Remittance hits record in May

Bangladeshi expatriate workers sent a record amount of remittance home in May. They sent $1.75 billion, a new monthly record, during the holy month of Ramadan to ensure that their loved ones back home can celebrate Eid-ul-Fitr with more festivities. The amount received in May was 22.43 percent higher than that received in the same month the previous year. Earlier, the highest amount of remittance inflow in a single month was $159.72 crore in January this year. May’s inflows take the remittance receipts in the first 11 months of the fiscal year to $15.50 billion, up 11.74 percent year-on-year. According to central bank sources, one of the reasons for the spike in remittance is that many banks are offering competitive rate to attract remitters with a view to strengthening their foreign exchange reserve. Besides, strong dollar rate against the local currency has also prompted expatriates to remit additional money. On May 30, the interbank exchange rate was Tk 84.50 for a dollar, up nearly 1 percent from a year earlier. Executive Director and spokesperson of Bangladesh Bank Serajul Islam told Bangladesh Post, “Remittance inflow has recently increased as the central bank has taken a series of initiatives, including encouraging expatriates to send their hard-earned money through the banking channel instead of the illegal ‘hundi’ system.” Both the central bank and commercial banks ran awareness programmes abroad, he added. He also hoped that remittance inflow will exceed $1.600 crore ($16 billion) in the ongoing fiscal year 2018-19, which will also be a record in a single year. It is to be noted that remittance is one of the driving force of the country’s economy. At present more than a crore country’s people are living abroad. They contributed 12 percent in the country’s GDP. Bangladeshi expatriates sent home $11.65 billion in FY11, $12.84 billion in FY12, $14.46 billion in FY13, $14.23 billion in FY14, $15.31 billion in FY15, $14.93 billion in FY16, $12.77 billion in FY17 and $14.98 billion in FY18 respectively. A BB official said the central bank is still working to increase remittances from across the world.
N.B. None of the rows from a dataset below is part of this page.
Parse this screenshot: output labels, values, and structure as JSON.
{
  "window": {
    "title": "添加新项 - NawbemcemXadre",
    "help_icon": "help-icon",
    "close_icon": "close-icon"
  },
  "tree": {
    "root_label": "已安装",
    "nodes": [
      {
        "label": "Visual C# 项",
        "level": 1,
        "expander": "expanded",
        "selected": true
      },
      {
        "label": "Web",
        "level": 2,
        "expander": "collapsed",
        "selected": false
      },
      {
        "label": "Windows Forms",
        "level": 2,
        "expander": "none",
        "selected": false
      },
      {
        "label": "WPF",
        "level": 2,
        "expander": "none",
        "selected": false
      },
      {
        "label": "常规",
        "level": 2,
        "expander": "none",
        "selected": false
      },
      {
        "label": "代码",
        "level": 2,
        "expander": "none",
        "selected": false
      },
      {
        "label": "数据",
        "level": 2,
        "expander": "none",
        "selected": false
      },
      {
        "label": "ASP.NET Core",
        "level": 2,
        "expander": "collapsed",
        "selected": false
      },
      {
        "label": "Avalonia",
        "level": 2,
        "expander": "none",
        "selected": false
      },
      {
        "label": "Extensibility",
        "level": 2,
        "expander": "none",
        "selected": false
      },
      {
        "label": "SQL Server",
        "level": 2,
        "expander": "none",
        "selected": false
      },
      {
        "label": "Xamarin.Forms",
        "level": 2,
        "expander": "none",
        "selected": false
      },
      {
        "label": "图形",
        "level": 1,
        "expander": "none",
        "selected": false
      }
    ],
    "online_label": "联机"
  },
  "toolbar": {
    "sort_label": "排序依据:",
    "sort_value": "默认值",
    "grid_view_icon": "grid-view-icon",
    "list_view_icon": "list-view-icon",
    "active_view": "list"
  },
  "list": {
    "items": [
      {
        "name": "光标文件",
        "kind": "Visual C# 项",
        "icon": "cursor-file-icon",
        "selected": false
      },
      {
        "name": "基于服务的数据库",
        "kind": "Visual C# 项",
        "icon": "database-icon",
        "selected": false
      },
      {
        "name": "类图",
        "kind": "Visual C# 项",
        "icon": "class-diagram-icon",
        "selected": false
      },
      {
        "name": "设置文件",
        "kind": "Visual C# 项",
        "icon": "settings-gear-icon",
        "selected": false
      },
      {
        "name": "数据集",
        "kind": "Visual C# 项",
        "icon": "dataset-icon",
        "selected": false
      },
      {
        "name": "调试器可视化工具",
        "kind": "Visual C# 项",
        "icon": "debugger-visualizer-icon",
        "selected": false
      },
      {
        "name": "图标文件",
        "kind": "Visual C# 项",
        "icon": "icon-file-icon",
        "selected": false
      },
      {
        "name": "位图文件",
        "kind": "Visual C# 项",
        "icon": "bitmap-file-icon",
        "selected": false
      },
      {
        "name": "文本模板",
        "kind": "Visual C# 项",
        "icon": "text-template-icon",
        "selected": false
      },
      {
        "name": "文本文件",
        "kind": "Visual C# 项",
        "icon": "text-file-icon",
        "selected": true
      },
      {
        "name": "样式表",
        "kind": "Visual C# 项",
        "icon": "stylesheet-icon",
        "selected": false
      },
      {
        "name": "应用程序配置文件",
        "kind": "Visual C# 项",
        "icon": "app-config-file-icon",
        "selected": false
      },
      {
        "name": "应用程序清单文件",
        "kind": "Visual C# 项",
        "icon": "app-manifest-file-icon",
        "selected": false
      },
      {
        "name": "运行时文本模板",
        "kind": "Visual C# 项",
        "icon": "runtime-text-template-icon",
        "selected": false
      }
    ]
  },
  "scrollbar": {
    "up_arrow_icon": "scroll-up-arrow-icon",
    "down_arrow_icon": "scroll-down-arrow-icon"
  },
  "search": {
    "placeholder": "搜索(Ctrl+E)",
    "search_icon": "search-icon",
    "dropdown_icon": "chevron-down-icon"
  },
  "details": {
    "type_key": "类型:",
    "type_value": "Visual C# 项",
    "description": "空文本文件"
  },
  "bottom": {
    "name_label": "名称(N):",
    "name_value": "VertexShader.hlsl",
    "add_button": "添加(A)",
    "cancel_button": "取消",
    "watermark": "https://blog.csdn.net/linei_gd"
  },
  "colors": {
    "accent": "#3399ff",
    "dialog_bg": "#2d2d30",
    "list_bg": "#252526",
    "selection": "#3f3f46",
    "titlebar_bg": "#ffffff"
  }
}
Bangladesh Bank would submit a set of recommendations to the government to boost the remittance inflow up further, he informed. He said Bangladesh Bank had been in a state of worry regarding the slide in remittance earnings during the last couple of years, but the country has now witnessed a turnaround through fetching foreign currencies in recent times.
Md Adel Haque, former joint director of the central bank, told Bangladesh Post, “Bangladesh’s economy is witnessing a sound growth with the constant rise in remittance earnings because of various effective initiatives of the government.” He said Bangladeshis working abroad have to go through various problems due to lack of proficiency in foreign languages, few vocation-specific skills and poor basic formal education, putting them at risk of losing jobs. In order to boost remittance inflow further, the government should focus on addressing these issues side by side tapping new job markets like in the European region, he added. Haque said employment of skilled labourers aboard as well as market diversification can significantly increase the remittance flow in future. Currently, 29 money exchange houses are operating across the globe with 1,205 drawing arrangements set up abroad to boost the remittance inflow, according to the BB official.